As a companion project to Diary of a Piece of Driftwood, I let my imagination ramble further.
After studying oceanography texts, I made semi-educated guesses at where the piece of driftwood might end up.
I made maps of these potential journeys.
The maps show no scale:
- They are ambiguous
- They are imaginary
- They are fictional
The knitted map is still on the needles; unfinished.
You can see the journey of the strands, winding themselves into oceans and land masses.
They could carry on their journey, or unravel and fall apart as if it never happened.
Did it happen?
Maybe it will happen.
The next stage would be to cast off the stitches.
In knitting, casting off means that the work is finished.
Casting off means no more knitting.
I decided not to cast off the stitches.
How do you know when a journey has ended?
Is it when you stop moving?
Is it when someone marks it on a map?
Is this an end or a resting point?
A new starting point?
A nothing point on an illusory map?
The sea is fascinating because it is unknowable.
It is incomprehensibly vast, yet when compared to the solar system, or the galaxy, or the universe, it becomes incomprehensibly small.
Scale is subjective;
I played with this subjectivity when making the maps.
Usually we think of long journeys as more significant than shorter ones.
I inverted this, and depicted the shortest journey, (a few metres), on the largest map, and the longest journey (thousands of miles), on the smallest.
The longest journey could be seen as the most epic, because of the distance, or the most futile because the driftwood becomes trapped in the Great Pacific Garbage Patch.
This is a dead-end for currents where vast amounts of debris become stuck and cause problems for wildlife, and ultimately, us.
Currents are transient.
You cannot map them like you map roads and continents, but people try anyway.
Some currents stick around long enough to be given names like the ‘Gulf Stream’ or ‘North Atlantic Drift’.
Most currents last for hours, or days, or minutes, but we don’t give those ones names;
Not because we don’t want to, but because we can’t.
There are too many of them.
I’ve read about neap tides and spring tides and Ekman Transport and the Coriolis Effect.
I’ve learnt about eddies and gyres and the Global Conveyor Belt and the Antarctic Circumpolar Current.
My findings can be summarised like this:
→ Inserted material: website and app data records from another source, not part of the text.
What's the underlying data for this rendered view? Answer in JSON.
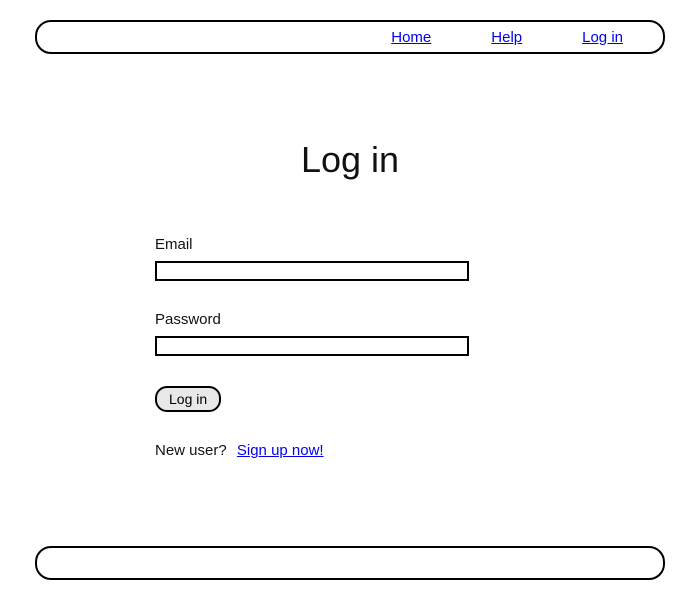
{
  "header": {
    "links": {
      "home": "Home",
      "help": "Help",
      "login": "Log in"
    }
  },
  "main": {
    "title": "Log in",
    "email_label": "Email",
    "password_label": "Password",
    "submit_label": "Log in",
    "new_user_text": "New user?",
    "signup_link": "Sign up now!"
  }
}
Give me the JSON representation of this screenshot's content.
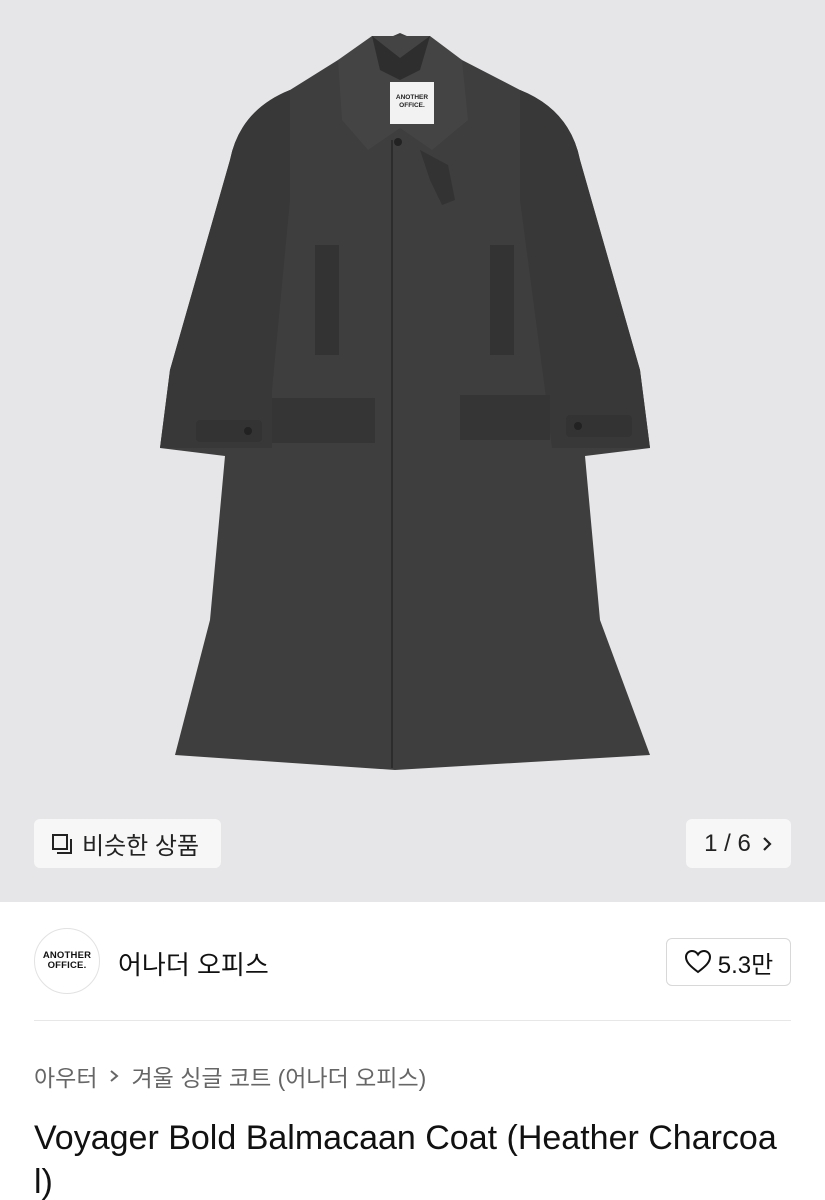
{
  "hero": {
    "garment_label_line1": "ANOTHER",
    "garment_label_line2": "OFFICE."
  },
  "similar": {
    "label": "비슷한 상품",
    "icon": "similar-items-icon"
  },
  "pager": {
    "current": "1",
    "separator": "/",
    "total": "6",
    "icon": "chevron-right-icon"
  },
  "brand": {
    "logo_line1": "ANOTHER",
    "logo_line2": "OFFICE.",
    "name": "어나더 오피스",
    "likes": "5.3만"
  },
  "breadcrumb": {
    "items": [
      "아우터",
      "겨울 싱글 코트 (어나더 오피스)"
    ]
  },
  "product": {
    "title": "Voyager Bold Balmacaan Coat (Heather Charcoal)"
  },
  "colors": {
    "hero_bg": "#e6e6e8",
    "coat": "#3d3d3d",
    "text": "#111111",
    "muted": "#666666"
  }
}
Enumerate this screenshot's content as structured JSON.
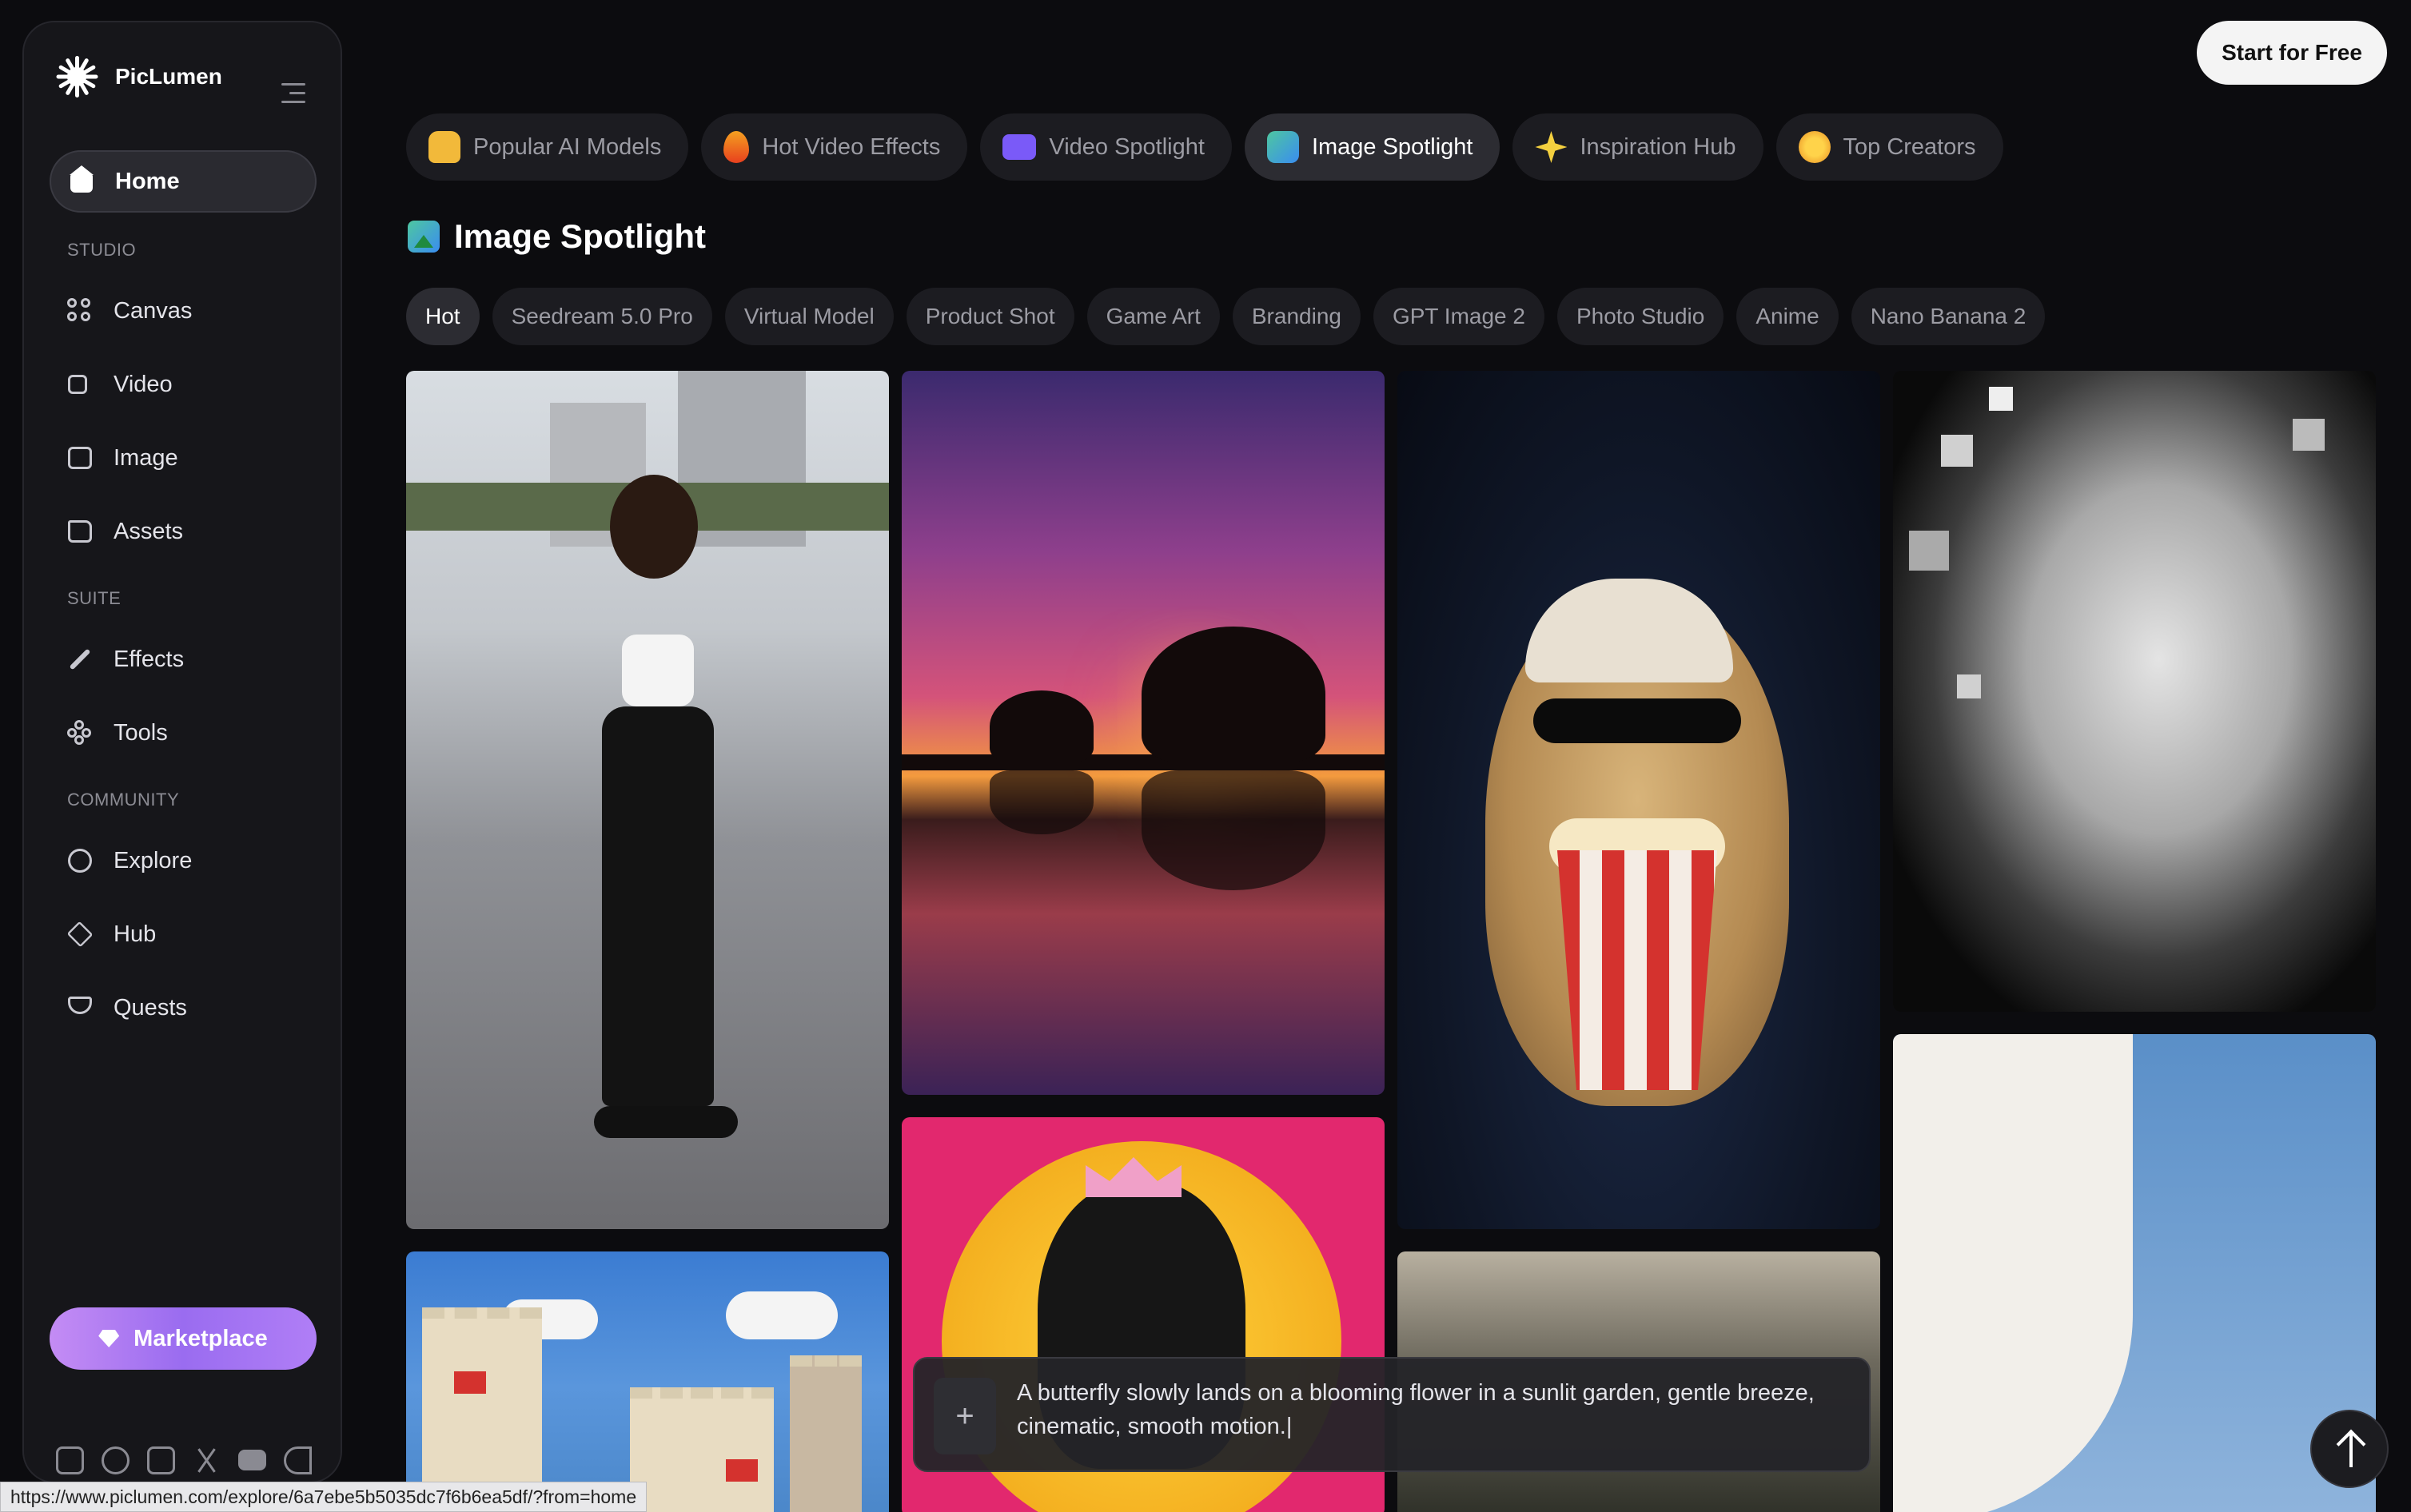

The ocean is really, really complicated; more complicated than I can comprehend.
It is so complicated, that even oceanographers don’t understand what it is doing or why it is doing it a lot of the time.
I like it this way.